Among the rest of that original run, Sandman Special #1 is perhaps the best spec choice among Death’s key issues. Its a novelty comic, in that it has a glow-in-the-dark cover (albeit one much more subtle than the cover of Ghost Rider #15), and it has the highest page count of any single issue in Gaiman’s original Sandman run, but most importantly it’s a kind of origin issue for the titular character. I say “kind of” because there are many disparate elements to the Sandman known as Dream. Still, this issue is the most definitive in presenting a creation mythology that is otherwise absent from his backstory.
When DC realized they had a hit with Death, they were quick to try and exploit her, and that led to some noncanonical appearances, unsanctioned by creator Neil Gaiman. The most egregious of these was in Captain Atom #42, which nonchalantly includes her among other DC Comics representations of death, including Nekron and the Black Racer. This is said to have greatly upset Mr. Gaiman, which led to a more respectful arrangement between DC and the award-winning author about how his characters could and should not be used.
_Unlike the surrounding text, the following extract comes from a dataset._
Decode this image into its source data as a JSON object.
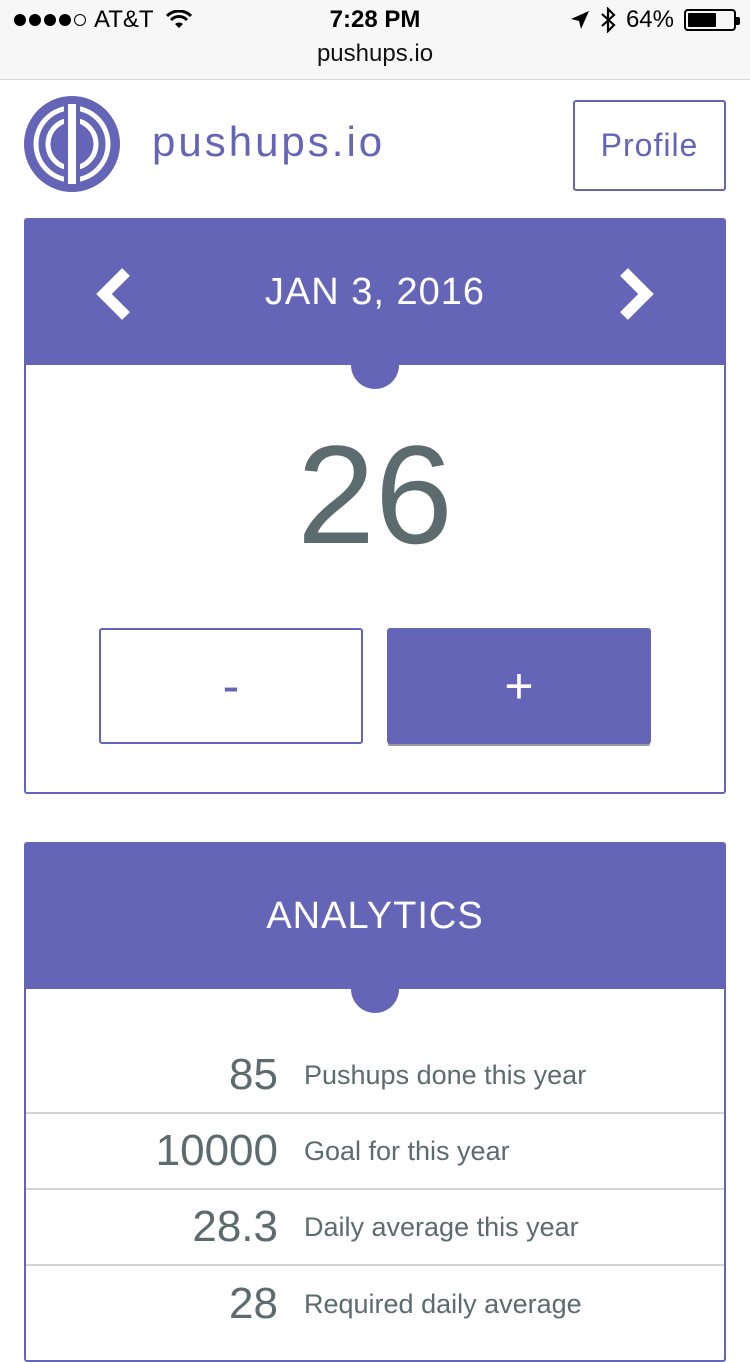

Ten years later, Death would feature in Lex Luther’s demise in a three-issue run of Action Comics. The issue to have is the one with Death on the cover. That’s Action Comics #894 with a very J. Scott Campbell-esque cover by David Finch. There is also a rarer variant with cover art by Sandman alumni P. Craig Russell, with an only slightly higher FMV of $170 in CGC 9.8. The Finch cover, while more common, is the more desirable of the two. This is because Death is much more pronounced than on the Russell cover. For comic book collectors that favor superhero comics, this offers a Death key that will better match their collection than the more avant-garde, mixed-media artwork of Dave McKean.
What do you think? Will you be snapping up some of Death’s key issues? Tell us in the comments!